Industry Grants of up to $30,000 are intended for manufacturing facilities to improve processes or install technology that results in reducing toxics.

Small Business Grants of up to $10,000 are intended for businesses that provide services directly to consumers. For example, dry cleaners, nail and hair salons, auto repair and collision shops and other small businesses that are willing to replace toxics with safer alternatives are encouraged to apply.

Community Grants of up to $20,000 are available for regional or statewide projects and $10,000 for local projects. The types of organizations that can apply include municipal governments, environmental and community organizations, youth organizations, housing authorities and school districts.

Academic Research Grants of up to $25,000 are available to UMass faculty and their graduate students to partner with Massachusetts companies on researching safer alternatives to toxic chemicals.

Visit the TURI website at www.turi.org/grants for more details on eligibility, project examples and past grantees. Applications are due on Friday, June 21, 2019. Awardees will be notified in August.

About the Toxics Use Reduction Institute at UMass Lowell
The Toxics Use Reduction Institute (TURI) at the University of Massachusetts Lowell provides resources and tools to help make the Commonwealth a safer place to live and work.
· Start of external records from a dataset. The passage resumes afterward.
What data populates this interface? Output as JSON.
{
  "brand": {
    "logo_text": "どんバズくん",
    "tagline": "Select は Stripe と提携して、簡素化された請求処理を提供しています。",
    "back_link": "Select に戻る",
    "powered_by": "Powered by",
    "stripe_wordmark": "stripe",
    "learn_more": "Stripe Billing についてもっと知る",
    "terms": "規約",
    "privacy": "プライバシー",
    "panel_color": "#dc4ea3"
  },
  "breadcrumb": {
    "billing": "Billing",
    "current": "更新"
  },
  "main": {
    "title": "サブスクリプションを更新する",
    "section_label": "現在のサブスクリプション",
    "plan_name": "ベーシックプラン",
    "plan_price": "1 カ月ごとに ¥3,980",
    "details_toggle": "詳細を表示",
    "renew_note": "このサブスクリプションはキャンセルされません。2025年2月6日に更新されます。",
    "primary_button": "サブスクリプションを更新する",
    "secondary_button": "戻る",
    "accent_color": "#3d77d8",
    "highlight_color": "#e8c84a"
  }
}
Established by the Massachusetts Toxics Use Reduction Act (TURA) of 1989, TURI collaborates with businesses, community organizations, government agencies and academia to reduce the use of toxic chemicals, protect public health and the environment and increase competitiveness of Massachusetts businesses.